Critics say that Dianne Reeves could lull even the crankiest baby to peace with the power of her chops. Well, she’ll be here in the Chapel on Friday, Nov. 1 at 7:30 pm, ready not only to lull, but to stun the audience with her agile range and rich, full contralto. Calling herself a chameleon, Reeves does not limit herself strictly to jazz. Her singing is influenced by Africa, the Caribbean, and Brazil, and by such styles as gospel, R & B, classic and contemporary pop.
She has not only crossed borders in musical interests, but also performs for a vast international audience ranging as far as London, Berlin, Brazil, and Japan.
Reeves likes to see jazz as an international language because of its improvisational nature. Even if people don’t understand her words, they can still understand her; Reeves believes improvisation is the “utterance of the soul.”
Singing from her soul has brought Reeves four Grammy Award nominations for Best Jazz Vocalist, including the statue and title this year.
Music and fortitude were a major part of Reeves’ childhood. She was born in 1956 and raised in Detroit. Growing up in the 1960s, she experienced the hostility of racism and participated in one of the first desegregation busing programs. She also took part in sit-ins, spoke at schools and sang in a concert that aimed to cut across racial boundaries. Reeves’ father, who was a singer, died of cancer when she was two, so the women in her family inspired the strength she now possesses in her career.
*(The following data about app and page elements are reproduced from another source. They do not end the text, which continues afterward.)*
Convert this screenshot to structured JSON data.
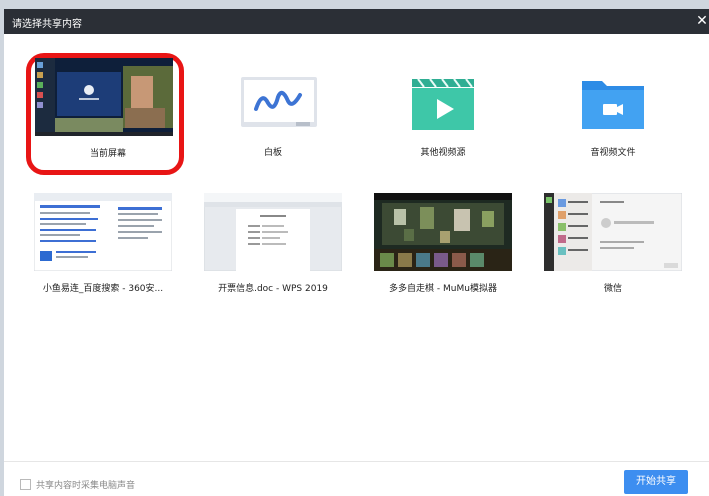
{
  "window": {
    "title": "请选择共享内容",
    "close_glyph": "✕"
  },
  "tiles": [
    {
      "label": "当前屏幕",
      "icon": "desktop-screenshot-thumbnail",
      "selected": true
    },
    {
      "label": "白板",
      "icon": "whiteboard-icon"
    },
    {
      "label": "其他视频源",
      "icon": "video-clapper-icon"
    },
    {
      "label": "音视频文件",
      "icon": "video-folder-icon"
    },
    {
      "label": "小鱼易连_百度搜索 - 360安...",
      "icon": "browser-window-thumbnail"
    },
    {
      "label": "开票信息.doc - WPS 2019",
      "icon": "wps-document-thumbnail"
    },
    {
      "label": "多多自走棋 - MuMu模拟器",
      "icon": "game-window-thumbnail"
    },
    {
      "label": "微信",
      "icon": "wechat-window-thumbnail"
    }
  ],
  "footer": {
    "checkbox_label": "共享内容时采集电脑声音",
    "checkbox_checked": false,
    "start_label": "开始共享"
  },
  "colors": {
    "titlebar": "#2b2f36",
    "accent": "#3d8ef0",
    "selection": "#e81515",
    "teal": "#3ec7a8"
  }
}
Music ran in the family. Reeves’ mother played trumpet and an uncle, Charles Burrell, played bass in the Colorado Symphony. George Duke, the celebrated keyboardist, composer, and arranger, was her cousin.
At 16, Reeves’ professional career received a boost from trumpeter Clark Terry. After hearing Reeves sing with her high school band Terry invited her to sing with his All-Star groups. Reeves spent the next few years singing in clubs and groups around Los Angeles. She started recording in 1982, showing the world her powerful storytelling voice with her autobiographical hit “Better Days.”
Now, after many popular albums, Reeves spends most of her life on the road, where she can enjoy being close to audiences such as the one that will greet her in the Memorial Chapel on Friday at 7:30 p.m.
The Lawrence Jazz Ensemble and the Lawrence Jazz Singers will open for Reeves. Tickets cost $18 and $16 for adults, $16 and $14 for senior citizens, $14 and $12 for students, and $7 and $6 for LU students/faculty/staff.
Come hear the power of the voice that has been compared to Ella Fitzgerald and Sarah Vaughan, the jazz legends who inspired her sound.